The most common structure involves an issuer paying an increased coupon payment to investors, a ‘step-up’, when a target is missed. One criticism of this structure is a perceived lack of alignment between investors and issuers on sustainability objectives, with the investor seemingly benefiting from an issuer missing its targets.
While we consider that the coupon pay-out should be viewed as a hedge for investors rather than a bonus payment, we note that the market is responding to this concern by developing alternative structures, where the step-up proceeds are used either as a donation to charity, or to purchase carbon credits or renewable attribution certificates.
While these may have identical financial outcomes for the issuer, the SLB will be a different product for the investor.

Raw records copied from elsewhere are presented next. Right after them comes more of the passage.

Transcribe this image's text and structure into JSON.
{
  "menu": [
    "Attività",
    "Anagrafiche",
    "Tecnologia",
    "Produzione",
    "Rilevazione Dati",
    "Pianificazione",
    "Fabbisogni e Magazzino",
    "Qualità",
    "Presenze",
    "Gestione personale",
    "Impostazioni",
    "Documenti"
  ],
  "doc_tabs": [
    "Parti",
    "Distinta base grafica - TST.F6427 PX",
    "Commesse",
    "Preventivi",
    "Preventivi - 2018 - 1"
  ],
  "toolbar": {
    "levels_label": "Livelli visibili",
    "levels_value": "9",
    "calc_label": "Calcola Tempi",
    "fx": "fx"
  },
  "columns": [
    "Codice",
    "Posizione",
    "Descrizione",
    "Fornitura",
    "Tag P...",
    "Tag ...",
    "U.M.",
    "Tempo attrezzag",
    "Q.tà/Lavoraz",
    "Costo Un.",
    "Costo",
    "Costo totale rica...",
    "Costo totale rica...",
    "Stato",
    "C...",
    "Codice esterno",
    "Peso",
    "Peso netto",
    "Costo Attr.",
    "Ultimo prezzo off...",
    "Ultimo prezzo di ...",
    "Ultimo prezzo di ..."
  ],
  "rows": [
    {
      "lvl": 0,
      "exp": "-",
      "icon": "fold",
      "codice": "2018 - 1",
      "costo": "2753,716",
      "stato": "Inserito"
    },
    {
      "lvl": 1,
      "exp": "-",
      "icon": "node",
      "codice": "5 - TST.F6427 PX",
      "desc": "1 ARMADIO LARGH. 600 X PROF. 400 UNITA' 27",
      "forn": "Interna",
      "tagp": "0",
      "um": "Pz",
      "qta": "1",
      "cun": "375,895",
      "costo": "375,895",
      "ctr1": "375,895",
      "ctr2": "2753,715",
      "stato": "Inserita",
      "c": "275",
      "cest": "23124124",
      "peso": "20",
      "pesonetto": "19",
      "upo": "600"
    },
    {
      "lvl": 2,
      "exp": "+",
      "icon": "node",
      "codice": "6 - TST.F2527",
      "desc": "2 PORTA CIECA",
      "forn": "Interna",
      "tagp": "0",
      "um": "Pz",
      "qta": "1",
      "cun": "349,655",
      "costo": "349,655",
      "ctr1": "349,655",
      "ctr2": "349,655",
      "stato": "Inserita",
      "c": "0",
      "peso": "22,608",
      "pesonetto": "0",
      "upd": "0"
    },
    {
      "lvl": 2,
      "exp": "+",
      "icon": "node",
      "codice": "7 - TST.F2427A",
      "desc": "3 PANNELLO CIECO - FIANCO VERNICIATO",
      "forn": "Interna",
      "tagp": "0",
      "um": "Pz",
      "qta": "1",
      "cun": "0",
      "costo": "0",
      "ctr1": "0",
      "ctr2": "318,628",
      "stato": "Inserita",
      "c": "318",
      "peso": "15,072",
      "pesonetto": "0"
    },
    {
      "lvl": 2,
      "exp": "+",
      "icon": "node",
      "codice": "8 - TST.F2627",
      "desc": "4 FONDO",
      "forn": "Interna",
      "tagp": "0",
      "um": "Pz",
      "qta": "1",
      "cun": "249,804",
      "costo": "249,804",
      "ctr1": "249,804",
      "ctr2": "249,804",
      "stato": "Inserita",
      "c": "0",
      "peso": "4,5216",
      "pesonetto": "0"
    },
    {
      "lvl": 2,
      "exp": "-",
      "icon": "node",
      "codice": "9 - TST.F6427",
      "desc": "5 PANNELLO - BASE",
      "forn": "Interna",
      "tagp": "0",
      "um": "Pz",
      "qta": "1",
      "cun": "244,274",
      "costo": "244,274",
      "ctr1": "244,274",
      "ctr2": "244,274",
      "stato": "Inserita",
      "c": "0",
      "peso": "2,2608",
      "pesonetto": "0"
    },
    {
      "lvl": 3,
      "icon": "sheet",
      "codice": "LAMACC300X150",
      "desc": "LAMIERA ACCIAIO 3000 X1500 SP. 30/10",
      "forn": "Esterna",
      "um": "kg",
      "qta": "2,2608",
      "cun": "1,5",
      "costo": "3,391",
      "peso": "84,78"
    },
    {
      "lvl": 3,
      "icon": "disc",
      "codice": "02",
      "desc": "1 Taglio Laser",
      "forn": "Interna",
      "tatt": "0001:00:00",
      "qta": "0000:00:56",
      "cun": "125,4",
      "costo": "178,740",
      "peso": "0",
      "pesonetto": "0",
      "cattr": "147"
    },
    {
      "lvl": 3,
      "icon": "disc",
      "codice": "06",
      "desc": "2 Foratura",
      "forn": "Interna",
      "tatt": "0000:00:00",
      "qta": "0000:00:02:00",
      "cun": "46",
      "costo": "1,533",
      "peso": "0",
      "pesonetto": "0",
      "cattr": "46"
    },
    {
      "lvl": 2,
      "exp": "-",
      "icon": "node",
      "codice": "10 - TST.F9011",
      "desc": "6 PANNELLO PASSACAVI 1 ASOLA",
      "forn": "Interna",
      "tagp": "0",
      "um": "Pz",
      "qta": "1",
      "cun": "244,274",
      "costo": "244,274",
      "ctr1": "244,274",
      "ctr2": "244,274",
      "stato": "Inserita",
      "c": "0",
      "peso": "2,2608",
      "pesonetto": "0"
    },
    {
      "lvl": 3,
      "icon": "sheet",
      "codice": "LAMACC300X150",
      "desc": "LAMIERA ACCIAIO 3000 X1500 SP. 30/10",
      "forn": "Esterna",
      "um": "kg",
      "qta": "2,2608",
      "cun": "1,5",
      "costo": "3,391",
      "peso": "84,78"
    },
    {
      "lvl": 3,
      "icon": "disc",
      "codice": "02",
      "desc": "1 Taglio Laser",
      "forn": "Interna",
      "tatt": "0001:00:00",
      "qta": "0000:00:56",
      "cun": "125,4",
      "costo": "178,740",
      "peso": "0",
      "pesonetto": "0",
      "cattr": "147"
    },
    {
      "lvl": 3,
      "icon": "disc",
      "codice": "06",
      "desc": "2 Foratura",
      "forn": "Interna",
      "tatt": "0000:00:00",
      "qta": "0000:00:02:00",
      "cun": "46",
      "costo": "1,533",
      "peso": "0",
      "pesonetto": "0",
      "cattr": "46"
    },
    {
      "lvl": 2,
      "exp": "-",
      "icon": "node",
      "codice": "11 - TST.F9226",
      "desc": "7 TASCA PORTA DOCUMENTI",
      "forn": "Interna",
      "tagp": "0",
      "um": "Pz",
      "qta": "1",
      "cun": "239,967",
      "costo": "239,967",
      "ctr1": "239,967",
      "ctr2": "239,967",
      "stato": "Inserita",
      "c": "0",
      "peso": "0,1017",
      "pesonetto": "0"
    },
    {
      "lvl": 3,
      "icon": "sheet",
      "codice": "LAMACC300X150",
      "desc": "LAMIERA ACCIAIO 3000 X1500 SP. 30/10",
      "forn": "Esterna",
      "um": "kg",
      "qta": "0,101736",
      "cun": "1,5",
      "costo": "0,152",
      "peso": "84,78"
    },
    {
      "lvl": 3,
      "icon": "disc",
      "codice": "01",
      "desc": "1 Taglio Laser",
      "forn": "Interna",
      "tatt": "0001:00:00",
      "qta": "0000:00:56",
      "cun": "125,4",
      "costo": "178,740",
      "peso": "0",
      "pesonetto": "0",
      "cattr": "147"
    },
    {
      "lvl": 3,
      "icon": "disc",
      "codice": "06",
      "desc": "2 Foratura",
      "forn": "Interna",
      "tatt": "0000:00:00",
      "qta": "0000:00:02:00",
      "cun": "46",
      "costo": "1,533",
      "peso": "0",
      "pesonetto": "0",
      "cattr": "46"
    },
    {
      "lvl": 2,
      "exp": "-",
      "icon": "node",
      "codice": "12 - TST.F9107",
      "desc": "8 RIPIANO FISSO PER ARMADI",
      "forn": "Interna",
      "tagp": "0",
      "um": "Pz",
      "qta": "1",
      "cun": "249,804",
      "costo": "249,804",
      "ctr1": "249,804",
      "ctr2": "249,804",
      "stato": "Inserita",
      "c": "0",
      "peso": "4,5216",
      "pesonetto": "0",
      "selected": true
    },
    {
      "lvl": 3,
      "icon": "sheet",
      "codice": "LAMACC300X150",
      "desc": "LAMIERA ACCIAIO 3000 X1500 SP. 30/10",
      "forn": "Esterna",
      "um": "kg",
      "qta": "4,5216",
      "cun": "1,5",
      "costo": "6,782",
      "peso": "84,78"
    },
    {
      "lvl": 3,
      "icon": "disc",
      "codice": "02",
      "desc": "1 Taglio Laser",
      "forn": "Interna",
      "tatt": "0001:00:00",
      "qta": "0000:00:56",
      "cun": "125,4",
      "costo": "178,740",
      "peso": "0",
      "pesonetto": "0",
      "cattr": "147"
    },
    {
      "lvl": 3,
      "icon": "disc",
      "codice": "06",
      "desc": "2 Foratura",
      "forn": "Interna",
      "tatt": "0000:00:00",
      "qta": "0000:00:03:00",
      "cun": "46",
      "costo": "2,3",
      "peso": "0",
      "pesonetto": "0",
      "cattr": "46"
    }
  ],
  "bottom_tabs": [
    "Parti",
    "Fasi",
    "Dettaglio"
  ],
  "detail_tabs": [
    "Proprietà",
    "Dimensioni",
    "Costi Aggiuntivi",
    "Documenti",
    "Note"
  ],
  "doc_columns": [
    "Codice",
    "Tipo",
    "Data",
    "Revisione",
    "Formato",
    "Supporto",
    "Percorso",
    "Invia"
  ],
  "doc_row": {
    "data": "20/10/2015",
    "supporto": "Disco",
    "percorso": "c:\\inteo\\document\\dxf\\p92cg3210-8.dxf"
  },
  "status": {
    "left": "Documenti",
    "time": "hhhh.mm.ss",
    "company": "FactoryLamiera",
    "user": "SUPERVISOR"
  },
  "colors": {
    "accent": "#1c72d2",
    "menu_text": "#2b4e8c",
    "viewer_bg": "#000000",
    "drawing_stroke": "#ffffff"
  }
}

In this note we analyse some example SLBs using these new structues, to evaluate their benefits for investors, issuers, and the broader market.